A blessing on all who keep libraries open!

Veronica Heley

Newsletter no.153, July 1st 2020

You may remember how surprised and delighted I was when a friend dropped a bar of chocolate through my door on a couple of occasions . . . and that I did eventually discover who it might have been. Several of you have expressed the wish that they, too, might be visited by a chocolate fairy. Well, this particular neighbour is a very busy lady but now that social distancing is slightly relaxed, we have arranged that she will come and sit in my garden with me one day soon, so that we can have a good old gossip. Her family is charmed by the idea of her being a chocolate fairy. I don’t think she’s going to be able to live that down any day soon!

Meanwhile, pride goes before a fall! I work hard to deliver a ‘clean’ manuscript which needs few changes. I go through each story maybe five times, allowing a week to elapse between each draft. This means less work for the editor and copy editor, which in turn keeps costs down. Now, to my horror, an observant reader has reported finding no less than six typos which have made it through to the hardback of FALSE CONCLUSION. I am mortified. I know the problem is partly due to age and changes in my eyesight, but still . . . it shouldn‘t have happened. So maybe I’ll be doing six drafts for the next book instead of five – while somehow managng to keep to the agreed delivery date.

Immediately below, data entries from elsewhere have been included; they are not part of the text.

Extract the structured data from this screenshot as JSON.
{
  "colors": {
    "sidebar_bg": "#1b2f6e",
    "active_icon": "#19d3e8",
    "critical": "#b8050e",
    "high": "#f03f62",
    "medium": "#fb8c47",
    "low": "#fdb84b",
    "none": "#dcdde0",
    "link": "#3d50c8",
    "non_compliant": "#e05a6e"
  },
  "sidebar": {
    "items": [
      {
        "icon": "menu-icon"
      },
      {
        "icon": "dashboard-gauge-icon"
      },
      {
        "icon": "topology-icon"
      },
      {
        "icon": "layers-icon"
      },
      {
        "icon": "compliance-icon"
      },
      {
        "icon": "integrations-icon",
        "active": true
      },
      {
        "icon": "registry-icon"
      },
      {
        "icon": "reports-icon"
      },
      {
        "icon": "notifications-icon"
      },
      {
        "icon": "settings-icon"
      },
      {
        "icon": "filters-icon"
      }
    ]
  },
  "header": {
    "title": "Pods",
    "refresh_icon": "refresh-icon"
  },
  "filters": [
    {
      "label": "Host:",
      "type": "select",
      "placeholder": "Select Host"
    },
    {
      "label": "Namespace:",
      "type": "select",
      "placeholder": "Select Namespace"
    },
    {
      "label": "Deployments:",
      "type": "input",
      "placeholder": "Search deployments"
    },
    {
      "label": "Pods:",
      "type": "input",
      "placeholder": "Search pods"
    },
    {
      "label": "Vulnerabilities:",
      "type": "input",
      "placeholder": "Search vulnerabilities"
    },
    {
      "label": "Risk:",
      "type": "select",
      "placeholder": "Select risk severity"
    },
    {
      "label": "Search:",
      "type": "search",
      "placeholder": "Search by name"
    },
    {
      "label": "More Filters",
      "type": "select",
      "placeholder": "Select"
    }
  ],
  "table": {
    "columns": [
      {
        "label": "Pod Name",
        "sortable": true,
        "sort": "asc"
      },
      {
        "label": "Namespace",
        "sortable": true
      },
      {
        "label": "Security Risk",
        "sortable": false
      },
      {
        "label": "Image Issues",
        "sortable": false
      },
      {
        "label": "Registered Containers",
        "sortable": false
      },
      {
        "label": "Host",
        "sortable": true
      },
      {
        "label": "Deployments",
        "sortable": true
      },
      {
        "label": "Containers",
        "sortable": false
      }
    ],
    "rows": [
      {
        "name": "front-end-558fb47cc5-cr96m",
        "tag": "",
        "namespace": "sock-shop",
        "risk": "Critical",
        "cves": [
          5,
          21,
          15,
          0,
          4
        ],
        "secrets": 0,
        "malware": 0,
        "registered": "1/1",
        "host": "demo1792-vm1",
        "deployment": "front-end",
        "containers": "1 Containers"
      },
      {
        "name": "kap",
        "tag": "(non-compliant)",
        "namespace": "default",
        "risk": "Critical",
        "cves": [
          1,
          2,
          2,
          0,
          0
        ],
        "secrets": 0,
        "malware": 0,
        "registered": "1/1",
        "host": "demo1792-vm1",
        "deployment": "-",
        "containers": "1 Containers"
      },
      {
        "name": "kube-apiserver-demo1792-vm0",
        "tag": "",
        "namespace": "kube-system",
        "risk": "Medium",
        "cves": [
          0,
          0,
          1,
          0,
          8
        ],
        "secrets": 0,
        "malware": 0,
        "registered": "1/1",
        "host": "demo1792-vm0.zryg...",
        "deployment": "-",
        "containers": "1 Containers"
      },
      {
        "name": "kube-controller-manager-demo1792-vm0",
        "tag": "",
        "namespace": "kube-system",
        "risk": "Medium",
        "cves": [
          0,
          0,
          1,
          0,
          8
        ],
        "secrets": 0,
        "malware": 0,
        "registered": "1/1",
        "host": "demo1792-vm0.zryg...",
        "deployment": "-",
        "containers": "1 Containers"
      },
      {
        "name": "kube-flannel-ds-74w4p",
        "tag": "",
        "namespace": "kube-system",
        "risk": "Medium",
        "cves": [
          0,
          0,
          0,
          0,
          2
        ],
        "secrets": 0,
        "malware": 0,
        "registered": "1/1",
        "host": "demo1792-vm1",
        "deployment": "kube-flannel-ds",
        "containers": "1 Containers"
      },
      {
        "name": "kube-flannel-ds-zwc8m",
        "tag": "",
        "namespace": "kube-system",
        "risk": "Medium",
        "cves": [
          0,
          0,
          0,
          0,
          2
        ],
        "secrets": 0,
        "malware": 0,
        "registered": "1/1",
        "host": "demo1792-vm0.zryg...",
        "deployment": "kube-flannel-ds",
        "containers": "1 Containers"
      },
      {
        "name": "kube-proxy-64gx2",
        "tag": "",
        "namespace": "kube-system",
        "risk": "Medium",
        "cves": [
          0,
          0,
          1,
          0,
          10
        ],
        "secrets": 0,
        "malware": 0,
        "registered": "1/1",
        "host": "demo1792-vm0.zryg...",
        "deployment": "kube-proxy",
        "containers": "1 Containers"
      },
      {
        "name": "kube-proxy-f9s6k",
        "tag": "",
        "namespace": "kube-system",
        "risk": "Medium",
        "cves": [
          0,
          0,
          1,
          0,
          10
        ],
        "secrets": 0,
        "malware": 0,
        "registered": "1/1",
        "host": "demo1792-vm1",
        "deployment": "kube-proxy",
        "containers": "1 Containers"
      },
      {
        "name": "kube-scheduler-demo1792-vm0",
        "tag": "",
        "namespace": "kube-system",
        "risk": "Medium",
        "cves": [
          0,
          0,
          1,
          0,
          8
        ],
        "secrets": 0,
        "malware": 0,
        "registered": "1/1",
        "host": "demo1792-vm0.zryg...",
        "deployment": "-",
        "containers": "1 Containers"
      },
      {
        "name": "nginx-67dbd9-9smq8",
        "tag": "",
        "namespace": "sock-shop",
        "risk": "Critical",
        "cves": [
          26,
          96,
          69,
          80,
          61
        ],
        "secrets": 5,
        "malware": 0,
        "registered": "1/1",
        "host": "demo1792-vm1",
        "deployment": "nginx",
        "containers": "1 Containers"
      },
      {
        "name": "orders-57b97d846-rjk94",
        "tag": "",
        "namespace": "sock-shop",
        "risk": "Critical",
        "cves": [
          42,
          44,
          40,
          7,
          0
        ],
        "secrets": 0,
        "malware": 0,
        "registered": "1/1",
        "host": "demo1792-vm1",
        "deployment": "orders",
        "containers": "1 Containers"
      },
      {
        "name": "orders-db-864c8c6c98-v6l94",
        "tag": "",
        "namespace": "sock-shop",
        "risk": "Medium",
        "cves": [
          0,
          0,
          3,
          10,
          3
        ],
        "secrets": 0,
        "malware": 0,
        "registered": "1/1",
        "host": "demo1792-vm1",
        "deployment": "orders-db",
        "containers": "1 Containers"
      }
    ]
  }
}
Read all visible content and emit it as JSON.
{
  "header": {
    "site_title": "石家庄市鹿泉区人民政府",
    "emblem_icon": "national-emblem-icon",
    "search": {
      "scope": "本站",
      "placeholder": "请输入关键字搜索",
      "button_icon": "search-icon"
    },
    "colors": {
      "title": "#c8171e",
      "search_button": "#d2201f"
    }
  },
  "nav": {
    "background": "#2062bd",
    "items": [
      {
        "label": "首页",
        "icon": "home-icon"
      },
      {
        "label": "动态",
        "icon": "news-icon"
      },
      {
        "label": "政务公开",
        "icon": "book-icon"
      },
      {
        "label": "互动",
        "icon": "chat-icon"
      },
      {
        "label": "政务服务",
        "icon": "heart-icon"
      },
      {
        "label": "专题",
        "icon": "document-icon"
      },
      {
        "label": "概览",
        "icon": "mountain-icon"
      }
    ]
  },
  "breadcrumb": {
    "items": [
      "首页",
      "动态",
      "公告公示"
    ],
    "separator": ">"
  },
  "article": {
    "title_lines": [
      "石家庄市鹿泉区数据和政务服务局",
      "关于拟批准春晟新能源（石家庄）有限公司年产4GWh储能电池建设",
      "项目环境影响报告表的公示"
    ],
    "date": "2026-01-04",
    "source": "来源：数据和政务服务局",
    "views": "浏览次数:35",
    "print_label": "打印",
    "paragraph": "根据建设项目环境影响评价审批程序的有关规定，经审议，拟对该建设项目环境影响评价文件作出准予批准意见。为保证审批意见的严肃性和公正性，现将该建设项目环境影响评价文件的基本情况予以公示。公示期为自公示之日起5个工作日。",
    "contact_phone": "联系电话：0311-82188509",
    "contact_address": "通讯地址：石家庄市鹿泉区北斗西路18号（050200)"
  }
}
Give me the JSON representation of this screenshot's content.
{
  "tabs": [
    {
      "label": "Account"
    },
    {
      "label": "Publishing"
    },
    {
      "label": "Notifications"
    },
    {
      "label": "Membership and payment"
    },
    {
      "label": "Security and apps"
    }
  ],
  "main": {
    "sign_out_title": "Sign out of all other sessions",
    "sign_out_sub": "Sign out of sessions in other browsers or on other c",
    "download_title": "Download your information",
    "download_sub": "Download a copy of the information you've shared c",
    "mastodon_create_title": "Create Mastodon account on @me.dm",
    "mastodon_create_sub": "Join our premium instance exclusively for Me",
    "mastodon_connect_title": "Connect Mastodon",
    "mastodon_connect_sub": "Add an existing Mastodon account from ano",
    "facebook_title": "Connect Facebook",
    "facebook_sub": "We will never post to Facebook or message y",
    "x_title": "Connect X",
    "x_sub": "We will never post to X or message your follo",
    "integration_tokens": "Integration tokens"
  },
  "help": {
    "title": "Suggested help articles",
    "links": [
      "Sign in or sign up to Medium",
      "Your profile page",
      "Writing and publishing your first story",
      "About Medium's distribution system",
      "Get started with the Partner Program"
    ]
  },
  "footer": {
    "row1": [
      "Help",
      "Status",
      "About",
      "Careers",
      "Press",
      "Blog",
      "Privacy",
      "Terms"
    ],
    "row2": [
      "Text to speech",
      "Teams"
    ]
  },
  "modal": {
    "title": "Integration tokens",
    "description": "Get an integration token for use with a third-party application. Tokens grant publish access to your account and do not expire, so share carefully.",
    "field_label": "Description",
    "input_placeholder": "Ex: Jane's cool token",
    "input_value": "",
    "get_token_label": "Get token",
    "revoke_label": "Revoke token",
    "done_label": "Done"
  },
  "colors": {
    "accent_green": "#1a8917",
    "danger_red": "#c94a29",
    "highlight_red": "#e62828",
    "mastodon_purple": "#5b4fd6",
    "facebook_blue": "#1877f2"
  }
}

I have been looking at a short story to send you with this newsletter. The series was originally commissioned to go out at different seasons of the year. The next one is set at Christmas and here we are in July. What to do? Well, I can’t take Christmas out of this story. I wondered if it might work to drop this particular title altogether and go on to the next but that won’t work, either, because certain things happen to our friends in this story which alter their future. I decided in the end that it’s best to let it go through. If you’d like to read it then you have been warned, and the link is here for the story called PRESENTS. The actual presents which our friends need at this time are Courage, Patience and Hospitality. If you’d like to read it, just follow this link.

As our libraries have not yet reopened in London I have been re-reading old favourites. When I finish a book and decide I don’t want to read it again, I put it out in a box on the low garden wall at the front of the house and see if anyone else would like to have a go. And then, when I’m pretending to do some gardening, people occasionally stop and tell me that they’ve enjoyed this or that. One gentleman of about my age said how delighted he was to read a Narnia book as he’d heard of them but had been the wrong age to read them when they first came out. My particular favourite at the moment is The Silver Chair. I do like Puddleglum, the Marshwriggle who, even when trapped underground, holds onto the idea of the sun and other good things in the world even if there’s no evidence now that they ever existed.

A blessing on all who write books which bring tidings of comfort and joy.

Veronica Heley